Libya continues to hold a seat on the Peace and Security Council, although Tripoli’s ambassador, Ali Abdallah Awidan, last week switched sides, and now supports the TNC. He called the summit’s decision a “temporary setback."

You May Like

Video On The Scene: In Gaza, Darkness Brings Dread and Death

Palestinians fear nighttime bombardment, VOA correspondent finds More

African Small Farmers Could Be Key to Ending Food Insecurity

Experts say providing access to microloans, crop insurance, better storage facilities, irrigation, road systems and market information could enable greater production More

University of Michigan Wins Solar Car Race

Squad guided its student-designed solar-powered vehicle to fifth consecutive time victory in eight-day bi-annual American Solar Challenge More

This forum has been closed.
Comments
     
There are no comments in this forum. Be first and add one

Featured Videos

Your JavaScript is turned off or you have an old version of Adobe's Flash Player. Get the latest Flash player.
Vietnamese Staging Chinese Product Boycott After Oil Rig Spati
X
Reasey Poch
July 28, 2014 7:18 PM
China recently pulled an oil rig from an area of the disputed South China Sea that Vietnam also claims. Despite the action, the incident has had a lingering effect on consumers in Vietnam. VOA's Reasey Poch reports from Hanoi on an effort to boycott Chinese products.
Video

Video Vietnamese Staging Chinese Product Boycott After Oil Rig Spat

China recently pulled an oil rig from an area of the disputed South China Sea that Vietnam also claims. Despite the action, the incident has had a lingering effect on consumers in Vietnam. VOA's Reasey Poch reports from Hanoi on an effort to boycott Chinese products.
Video

Video ESA Spacecraft to Land on a Comet

After a long flight through deep space, a European Space Agency probe is finally approaching its target -- a comet millions of kilometers away from earth. Scientists say the mission may lead to some startling discoveries about the origins of the water on earth. VOA’s George Putic has more.
Video

Video Young Africans Arrive in US for Leadership Program
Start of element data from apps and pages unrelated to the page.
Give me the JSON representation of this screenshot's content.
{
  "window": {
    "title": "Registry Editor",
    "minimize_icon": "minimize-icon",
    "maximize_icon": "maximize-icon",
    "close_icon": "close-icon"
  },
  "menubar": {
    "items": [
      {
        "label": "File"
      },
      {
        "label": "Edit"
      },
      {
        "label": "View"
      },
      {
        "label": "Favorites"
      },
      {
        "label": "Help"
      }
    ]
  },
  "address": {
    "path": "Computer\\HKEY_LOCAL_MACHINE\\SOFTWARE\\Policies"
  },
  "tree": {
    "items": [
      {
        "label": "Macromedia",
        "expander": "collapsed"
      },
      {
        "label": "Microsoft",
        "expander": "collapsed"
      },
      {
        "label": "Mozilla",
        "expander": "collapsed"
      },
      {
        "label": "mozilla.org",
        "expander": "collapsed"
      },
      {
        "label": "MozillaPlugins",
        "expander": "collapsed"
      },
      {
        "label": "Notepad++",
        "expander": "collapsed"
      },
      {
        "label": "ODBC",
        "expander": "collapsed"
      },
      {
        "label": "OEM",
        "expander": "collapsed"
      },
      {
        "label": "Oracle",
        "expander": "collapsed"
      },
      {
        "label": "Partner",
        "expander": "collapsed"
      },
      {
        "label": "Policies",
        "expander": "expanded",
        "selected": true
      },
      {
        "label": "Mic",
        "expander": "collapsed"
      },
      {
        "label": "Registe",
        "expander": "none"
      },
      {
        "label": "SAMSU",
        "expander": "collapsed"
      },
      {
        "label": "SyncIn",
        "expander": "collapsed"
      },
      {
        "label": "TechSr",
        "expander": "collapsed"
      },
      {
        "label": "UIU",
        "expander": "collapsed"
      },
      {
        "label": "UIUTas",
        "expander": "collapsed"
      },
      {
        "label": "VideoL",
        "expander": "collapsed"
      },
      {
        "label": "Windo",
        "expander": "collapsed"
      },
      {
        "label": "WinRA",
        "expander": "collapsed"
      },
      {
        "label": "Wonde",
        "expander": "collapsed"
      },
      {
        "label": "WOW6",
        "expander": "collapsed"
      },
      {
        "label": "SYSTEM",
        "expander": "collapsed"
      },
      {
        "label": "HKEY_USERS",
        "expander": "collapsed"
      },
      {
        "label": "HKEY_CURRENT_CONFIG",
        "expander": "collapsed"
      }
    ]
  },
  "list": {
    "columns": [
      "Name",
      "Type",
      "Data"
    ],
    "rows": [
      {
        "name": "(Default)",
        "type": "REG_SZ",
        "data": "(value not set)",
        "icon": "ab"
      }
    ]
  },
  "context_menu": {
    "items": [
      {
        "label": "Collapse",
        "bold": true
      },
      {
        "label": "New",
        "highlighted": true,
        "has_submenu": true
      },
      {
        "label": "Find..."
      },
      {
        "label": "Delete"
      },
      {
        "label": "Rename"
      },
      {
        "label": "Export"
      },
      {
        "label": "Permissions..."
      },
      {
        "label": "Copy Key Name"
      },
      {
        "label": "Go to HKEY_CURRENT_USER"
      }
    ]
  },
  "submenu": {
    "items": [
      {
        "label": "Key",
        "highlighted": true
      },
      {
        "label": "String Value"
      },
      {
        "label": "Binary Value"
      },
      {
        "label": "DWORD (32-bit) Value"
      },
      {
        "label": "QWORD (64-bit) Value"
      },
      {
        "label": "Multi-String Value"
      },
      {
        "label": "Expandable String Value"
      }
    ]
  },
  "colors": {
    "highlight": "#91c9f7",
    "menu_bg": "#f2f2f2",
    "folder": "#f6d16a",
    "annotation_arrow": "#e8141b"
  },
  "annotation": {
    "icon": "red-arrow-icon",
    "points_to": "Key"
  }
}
President Barack Obama's Young African Leadership Initiative has brought hundreds of young Africans to the United States for a six-week program aimed at building their knowledge and skills in fields such as public administration and business. Out of the 50,000 young Africans who applied for the program, just one percent was accepted. VOA's Laurel Bowman caught up with some of those who made the cut and has this report.
Video

Video In Honduras, Amnesty Rumors Fuel US Migration Surges

False rumors in Central America are fueling the current surge of undocumented young people being apprehended at the U.S. border. The inaccurate claims suggest the U.S. will give amnesty to young migrants from the region. As VOA's Brian Padden reports from Honduras, these rumors trace back to President Obama's 2012 executive order to halt deportations for some young undocumented immigrants already living in the United States.
Video

Video Students in Business for Themselves

They're only high school students, but they are making accessories for shoes, fabricating backpacks and doing product photography - all through their own businesses. It's the result of a partnership between a non-profit organization that teaches entrepreneurship and their schools. VOA's Mike O'Sullivan and Deyane Moses met the budding entrepreneurs near Los Angeles.
Video

Video Astronauts Train in Underwater Lab

In the world’s only underwater laboratory, four U.S. astronauts train for a planned visit to an asteroid. The lab - called Aquarius- is located five kilometers off Key Largo, in southern Florida. Living in close quarters and making excursions only into the surrounding ocean, they try to simulate the daily routine of a crew that will someday travel to collect samples of a rock orbiting far away from earth. VOA’s George Putic has more.

AppleAndroid